JOHANNESBURG — The desk is spotless and books neatly line the shelves in Nelson Mandela's office at a Johannesburg-based foundation that carries his name, but the former South African president and anti-apartheid leader hasn't worked there for years.

The meticulously preserved room is one of many tributes to the legacy of a former prisoner who became so revered for his efforts to reconcile a racially divided nation that many South Africans cannot bring themselves to speak openly about the possibility of his death. That reluctance is gradually eroding as the 94-year-old receives treatment for a recurring lung infection, spending a fourth day in a Pretoria hospital on Tuesday.

President Jacob Zuma called Mandela's condition "very serious" but said he has stabilized, in an interview with state broadcaster SABC.

Prayers are pouring in for Mandela, adding to a mood of urgency about his deteriorating health that has been compounded by a series of hospital stays in recent months. The description of Mandela as "ravaged by time," in a statement from a foundation led by retired archbishop Desmond Tutu and his wife, speaks to the fragile state of a man who is so mighty in stature.

Concerns about his health already had been heightened in recent weeks after a video broadcast on state television in April showed him silent and unresponsive, even when Zuma tried to hold his hand.

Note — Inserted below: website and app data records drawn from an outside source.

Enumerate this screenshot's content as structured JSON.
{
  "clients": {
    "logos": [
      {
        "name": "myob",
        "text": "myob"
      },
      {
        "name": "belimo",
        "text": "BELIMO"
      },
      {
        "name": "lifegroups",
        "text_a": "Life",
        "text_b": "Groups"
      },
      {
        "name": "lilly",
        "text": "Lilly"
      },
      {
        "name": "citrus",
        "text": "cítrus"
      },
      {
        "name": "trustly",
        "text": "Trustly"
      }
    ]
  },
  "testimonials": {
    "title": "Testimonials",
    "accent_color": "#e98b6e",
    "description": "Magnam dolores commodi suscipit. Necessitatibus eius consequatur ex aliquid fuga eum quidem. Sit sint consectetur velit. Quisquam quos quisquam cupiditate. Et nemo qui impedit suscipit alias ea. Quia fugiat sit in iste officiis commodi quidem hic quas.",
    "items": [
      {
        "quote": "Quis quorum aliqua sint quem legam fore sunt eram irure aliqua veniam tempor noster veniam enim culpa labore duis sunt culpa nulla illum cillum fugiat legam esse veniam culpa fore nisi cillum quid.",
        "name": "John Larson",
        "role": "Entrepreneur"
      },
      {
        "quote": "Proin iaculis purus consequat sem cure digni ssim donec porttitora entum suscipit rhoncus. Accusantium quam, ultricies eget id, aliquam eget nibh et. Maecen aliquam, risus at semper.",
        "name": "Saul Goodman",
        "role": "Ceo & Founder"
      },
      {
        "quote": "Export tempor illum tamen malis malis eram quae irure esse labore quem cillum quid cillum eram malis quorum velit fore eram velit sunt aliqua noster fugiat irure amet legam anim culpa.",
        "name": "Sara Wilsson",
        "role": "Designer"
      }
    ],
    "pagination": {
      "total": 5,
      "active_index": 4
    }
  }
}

"He was a very fruitful fighter, but he's only human," said Thabiso Masemola, a 21-year-old student. "He's reached a point in life where he needs to rest. Let him go, let him be. He's finished his purpose in life."